 In addition to that, Turkey attempts to strengthen its relationship with Serbia and Montenegro on more practical grounds – with a focus on the economy and political cooperation. These attempts were challenged with a different historical outlook on the Balkans’ history and the role of Turkey, but since 2016 Turkey has modified its approach. Namely, Erdogan’s regime is now focused on the wiliness of countries in the region to assist him in securing his power and position in Turkey. All the countries of the Western Balkans, directly or indirectly, did this and conformed to Turkey’s demands. It resulted in sort of a return of Turkey to the Western Balkans, and further strengthening its position in the region.

Turkey’s influence in the region has transformed in the past decades from complementary to the Western one, to independent and somewhat confronted. The rift that happened after the failed 2016 coup, in particular with the US, seems to be drawing new geopolitical points of struggle in the region. But until this moment it is more about what could be than what it is in reality. Until now, Turkey did not officially attempt to use its leverage in the region and to challenge the West, if we do not take into account the prosecution of Gulenist. On the other hand, Turkey is not able to offer an alternative to the EU or NATO, nor is it able to challenge them. But there is a danger of what Turkey could do if the situation in the Eastern Mediterranean or the Middle East becomes more volatile. Thus, of crucial importance is the engagement of the EU and NATO in the Western Balkans. While most of the countries in the region are a part of NATO or being under its umbrella (apart from Serbia), the EU integration is a slow process and challenged with many political and systemic issues. This slowness opens a space for potentially increased engagement of Turkey, as it is with the engagement of other third countries like Russia, China, and the United Arab Emirates.

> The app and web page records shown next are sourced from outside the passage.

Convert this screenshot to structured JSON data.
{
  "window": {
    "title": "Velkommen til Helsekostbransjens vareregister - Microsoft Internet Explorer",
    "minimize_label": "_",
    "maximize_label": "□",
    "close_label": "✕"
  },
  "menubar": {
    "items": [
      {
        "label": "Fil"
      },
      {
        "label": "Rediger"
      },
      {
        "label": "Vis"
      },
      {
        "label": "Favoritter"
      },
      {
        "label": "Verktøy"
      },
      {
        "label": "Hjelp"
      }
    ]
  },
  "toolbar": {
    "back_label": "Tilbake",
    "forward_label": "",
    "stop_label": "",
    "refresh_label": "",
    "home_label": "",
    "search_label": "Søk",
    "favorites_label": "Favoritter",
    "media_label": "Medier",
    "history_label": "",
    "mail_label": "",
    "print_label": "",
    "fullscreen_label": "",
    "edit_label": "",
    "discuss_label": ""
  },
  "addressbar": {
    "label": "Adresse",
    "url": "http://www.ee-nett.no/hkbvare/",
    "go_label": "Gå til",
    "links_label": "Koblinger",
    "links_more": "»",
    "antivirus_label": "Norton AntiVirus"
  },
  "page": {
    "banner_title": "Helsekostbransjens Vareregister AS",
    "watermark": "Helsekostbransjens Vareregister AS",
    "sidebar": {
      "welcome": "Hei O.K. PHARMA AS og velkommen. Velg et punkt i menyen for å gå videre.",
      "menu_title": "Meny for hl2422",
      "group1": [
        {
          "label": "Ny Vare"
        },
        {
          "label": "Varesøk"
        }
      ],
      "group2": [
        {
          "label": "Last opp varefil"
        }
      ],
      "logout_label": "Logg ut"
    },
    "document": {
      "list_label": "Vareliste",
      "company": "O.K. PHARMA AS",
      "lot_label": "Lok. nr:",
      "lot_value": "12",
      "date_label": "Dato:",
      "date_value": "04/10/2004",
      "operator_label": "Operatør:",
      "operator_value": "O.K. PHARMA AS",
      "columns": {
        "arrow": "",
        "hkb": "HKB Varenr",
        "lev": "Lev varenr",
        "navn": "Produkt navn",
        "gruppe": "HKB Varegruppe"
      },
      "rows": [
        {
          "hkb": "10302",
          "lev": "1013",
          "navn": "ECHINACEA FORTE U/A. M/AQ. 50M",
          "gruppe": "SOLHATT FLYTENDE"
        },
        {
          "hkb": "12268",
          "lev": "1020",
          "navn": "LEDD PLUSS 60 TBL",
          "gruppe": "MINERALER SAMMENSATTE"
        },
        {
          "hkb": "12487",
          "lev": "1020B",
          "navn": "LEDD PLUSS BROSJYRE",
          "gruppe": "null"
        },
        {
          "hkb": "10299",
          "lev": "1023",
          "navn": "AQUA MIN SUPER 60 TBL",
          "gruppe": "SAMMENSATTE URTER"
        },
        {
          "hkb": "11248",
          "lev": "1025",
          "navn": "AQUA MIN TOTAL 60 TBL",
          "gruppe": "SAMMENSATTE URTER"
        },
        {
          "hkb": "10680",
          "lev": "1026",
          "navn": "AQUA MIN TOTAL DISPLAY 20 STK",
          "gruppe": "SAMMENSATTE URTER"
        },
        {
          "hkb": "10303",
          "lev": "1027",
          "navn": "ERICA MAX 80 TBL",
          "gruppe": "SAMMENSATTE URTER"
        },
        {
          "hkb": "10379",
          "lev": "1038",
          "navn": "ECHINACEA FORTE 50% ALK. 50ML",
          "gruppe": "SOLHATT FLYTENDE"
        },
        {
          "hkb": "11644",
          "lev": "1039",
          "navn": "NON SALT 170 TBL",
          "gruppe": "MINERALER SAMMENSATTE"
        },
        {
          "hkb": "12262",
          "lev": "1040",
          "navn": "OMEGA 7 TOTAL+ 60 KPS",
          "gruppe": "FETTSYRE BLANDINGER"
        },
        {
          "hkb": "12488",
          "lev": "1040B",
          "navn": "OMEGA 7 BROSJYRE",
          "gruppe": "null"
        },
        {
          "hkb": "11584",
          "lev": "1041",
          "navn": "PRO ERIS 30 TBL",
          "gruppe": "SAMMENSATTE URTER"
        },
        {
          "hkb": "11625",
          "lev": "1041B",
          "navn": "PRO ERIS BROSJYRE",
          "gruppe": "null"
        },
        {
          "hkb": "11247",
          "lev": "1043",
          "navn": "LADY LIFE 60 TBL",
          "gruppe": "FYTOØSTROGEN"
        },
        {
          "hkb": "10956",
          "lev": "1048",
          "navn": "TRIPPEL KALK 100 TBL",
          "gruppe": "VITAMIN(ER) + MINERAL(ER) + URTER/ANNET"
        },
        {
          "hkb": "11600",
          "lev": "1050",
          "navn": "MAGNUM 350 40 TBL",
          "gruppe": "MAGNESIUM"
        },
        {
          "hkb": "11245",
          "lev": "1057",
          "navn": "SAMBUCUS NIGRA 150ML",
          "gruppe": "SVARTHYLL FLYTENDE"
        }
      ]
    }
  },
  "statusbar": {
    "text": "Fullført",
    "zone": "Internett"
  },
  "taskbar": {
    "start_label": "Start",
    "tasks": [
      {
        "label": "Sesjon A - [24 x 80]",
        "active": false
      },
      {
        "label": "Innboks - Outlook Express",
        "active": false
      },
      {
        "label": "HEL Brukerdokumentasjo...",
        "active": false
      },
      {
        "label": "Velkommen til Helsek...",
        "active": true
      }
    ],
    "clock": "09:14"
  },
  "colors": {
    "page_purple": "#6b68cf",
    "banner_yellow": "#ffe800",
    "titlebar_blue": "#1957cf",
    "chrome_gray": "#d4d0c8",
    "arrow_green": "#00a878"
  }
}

Igor Novaković is a Research Director of the International and Security Affairs Centre – ISAC Fund.




[1] Igor Novakovic, Post “zero problems with neighbours” in the Western Balkans – A view from Serbia, International and Security Affairs Centre, Belgrade, 2019, p. 3

[2] See Alida Vracic, Turkey’s Role in the Western Balkans, German Institute for International and Security Affairs,  Berlin, 2016, p.6

[3] Erdogan: Haradinajeva karijera će se završiti, Radio Television of Serbia March 31, 2018, [online:] http://www.rts.rs/page/stories/sr/story/10/svet/3091374/erdogan-haradinajeva-karijera-ce-se-zavrsiti.html.

[4] Press Release on the Case of Cevdet Ayaz, azil.rs, December 24, 2017, [online:] http://azil.rs/en/press-release-on-the-case-of-cevdet-ayaz/

[5] See Ayca Alemdaroglu, Sultan Tepe, Erdogan Is Turning Turkey Into a Chinese Client State, Foreign Policy, September 16, 2020, [online:] https://foreignpolicy.com/2020/09/16/erdogan-is-turning-turkey-into-a-chinese-client-state/

[6] A credible enlargement perspective for and enhanced EU engagement with the Western Balkans, EU Commission, 2018, [online:] https://eeas.europa.eu/sites/eeas/files/communication-credible-enlargement-perspective-western-balkans_en.pdf

[7] John Psaropoulos, US, Greece hail strategic relationship after signing defence deal, Al-Jazeera, October 5, 2019, [online:] https://www.aljazeera.com/news/2019/10/5/us-greece-hail-strategic-relationship-after-signing-defence-deal

[8]Region & Diaspora

Kosovo and Serbia Signed Separate Pledges, Not an Agreement, Exit News, September 4, 2020, [online:] https://exit.al/en/2020/09/04/kosovo-and-serbia-signed-separate-pledges-not-an-agreement/

[9] Western Balkans-EU – international trade in goods statistics, Eurostat, [online:]  https://ec.europa.eu/eurostat/statistics-explained/index.php?title=Western_Balkans-EU_-_international_trade_in_goods_statistics&oldid=480316#The_Western_Balkans_trade_with_the_EU_and_other_main_partners

[10] Hamdi Firat Buyuk, Turkey’s ‚Sultan’ Unites Feuding Balkan Leaders in Admiration, Balkan Insight, October 16, 2019, [online:] https://balkaninsight.com/2019/10/11/turkeys-sultan-unites-feuding-balkan-leaders-in-admiration/.

[11] Željka Dobrić, Neviđeni Diplomatski Skandal, Glas Srpske, January 30, 2011, [online:] https://www.glassrpske.com/lat/novosti/vijesti_dana/nevidjeni-diplomatski-skandal/52487.